My initial intention was to create the portrait “the old fashioned way” with ink, pencils, and paper. I also didn’t want to make a totally realistic portrayal but something more stylized, like the type of caricatures I have made for my clients. I was even tempted with trying to emulate the style of Al Hirschfeld, the famous American cartoonist who I greatly admire.
Caricature is like surgery, though: It is far easier to ‘operate’ on a complete stranger than someone you’re personally attached to —which is why doctors are forbidden to treat members of their own family. Artists are not bound by such restrictions, but nevertheless after my first sketch attempt (which you can see right above this paragraph) I got cold feet and decided it was safer to at least start the sketching process using my tablet and the Sketchbook painting app, which would allow me to make as many slight corrections and revisions I needed until I was satisfied with the result.

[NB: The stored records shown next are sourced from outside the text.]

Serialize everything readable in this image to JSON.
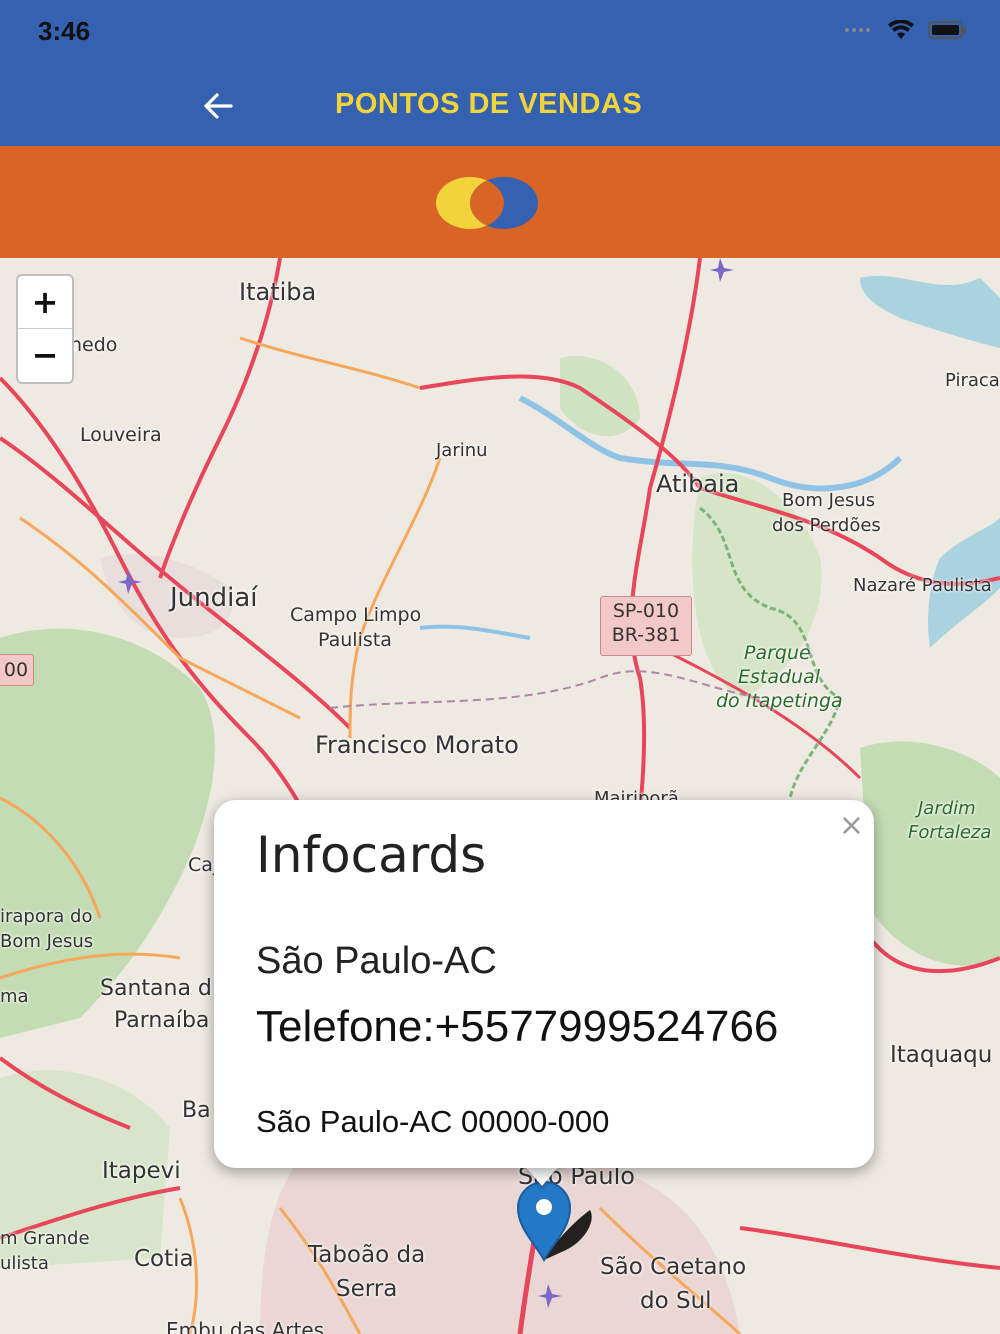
{
  "status_bar": {
    "time": "3:46"
  },
  "app_bar": {
    "title": "PONTOS DE VENDAS",
    "back_icon": "arrow-left-icon"
  },
  "brand": {
    "logo": "overlapping-circles-logo",
    "colors": {
      "blue": "#3461b0",
      "orange": "#d86425",
      "yellow": "#f2d43a"
    }
  },
  "map": {
    "zoom_in": "+",
    "zoom_out": "−",
    "labels": {
      "itatiba": "Itatiba",
      "hedo": "hedo",
      "piraca": "Piraca",
      "louveira": "Louveira",
      "jarinu": "Jarinu",
      "atibaia": "Atibaia",
      "bom_jesus": "Bom Jesus",
      "dos_perdoes": "dos Perdões",
      "nazare": "Nazaré Paulista",
      "jundiai": "Jundiaí",
      "campo_limpo": "Campo Limpo",
      "paulista": "Paulista",
      "parque": "Parque",
      "estadual": "Estadual",
      "itapetinga": "do Itapetinga",
      "francisco_morato": "Francisco Morato",
      "mairipora": "Mairiporã",
      "jardim": "Jardim",
      "fortaleza": "Fortaleza",
      "caj": "Caj",
      "pirapora": "irapora do",
      "bom_jesus2": "Bom Jesus",
      "ma": "ma",
      "santana": "Santana d",
      "parnaiba": "Parnaíba",
      "itaquaqu": "Itaquaqu",
      "ba": "Ba",
      "itapevi": "Itapevi",
      "sao_paulo": "São Paulo",
      "m_grande": "m Grande",
      "ulista": "ulista",
      "cotia": "Cotia",
      "taboao": "Taboão da",
      "serra": "Serra",
      "sao_caetano": "São Caetano",
      "do_sul": "do Sul",
      "embu": "Embu das Artes",
      "shield_00": "00",
      "shield_sp": "SP-010",
      "shield_br": "BR-381"
    }
  },
  "popup": {
    "title": "Infocards",
    "city": "São Paulo-AC",
    "phone": "Telefone:+5577999524766",
    "address": "São Paulo-AC 00000-000",
    "close": "×"
  }
}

After I tweaked the preliminary sketch (the one in blue lines) to my satisfaction and showed it via WhatsApp to my cousin Gabriela to gauge her opinion, it was time for the ‘production phase’ of the portrait. Once again, I was still considering using traditional media and printed the sketch with the intention of ‘transferring’ it to a piece of good-quality paper, using the old school method of rubbing graphite pencil on the opposite side of the print, and then tracing the lines with enough pressure so the graphite can stick on the final paper and make them visible enough to either ink them or paint over them with markers or color pencils.
In the end, my self-doubt took the best of me and I chose to finish the whole piece using the tablet and the Sketchbook app, thinking this ‘tried-and-true’ approach would give me enough confidence to create a ‘masterpiece’ (yeah right…).
And yet, once I started I was immediately struck with a terrible sense of under-confidence in my own abilities. The mere act of opening the app and looking at the drawing filled me with anxiety. I lost all motivation in the project and put it on hold while I spent the time reading or playing videogames; there was no deadline I was obliged to fulfill, but my initial plan to have it ready as a present for my father’s birthday was not realized, which depressed me even further.
It was during this ‘hold-out’ time my friend Mike Clelland sent me the manuscript for a novel he’s been writing, titled The Unseen. Even though it is a work of fiction, my many years of knowing Mike and his story helped me deduct the book is partially autobiographical, and Mike’s own career as an artist plays an important role in the plot.
I won’t spoil the story, but Mike’s descriptions of the main character’s struggles with his artistic career and the search for inspiration struck a deep chord within me. It helped me realize I needed to stop proving myself to the world, and that it was okay if the portrait of my two moms didn’t end up being a ‘masterpiece’.
What mattered is that it showed how much I missed them.
After I managed to lift myself from the rut, I finished the piece in a few days. Of course it could be better (it can always be) but I’m satisfied with the end result nonetheless —and I’m sure my moms are pleased with it as well.
PS: If you’ve made it this far, you might be interested to know that I’m once again available for commissions and design projects. I plan to make it more formal with another post and an announcement through social media, but if you have something in mind you’d want me to create, you can always drop me a comment or reach out to me through my business email (firstname.lastname@example.org)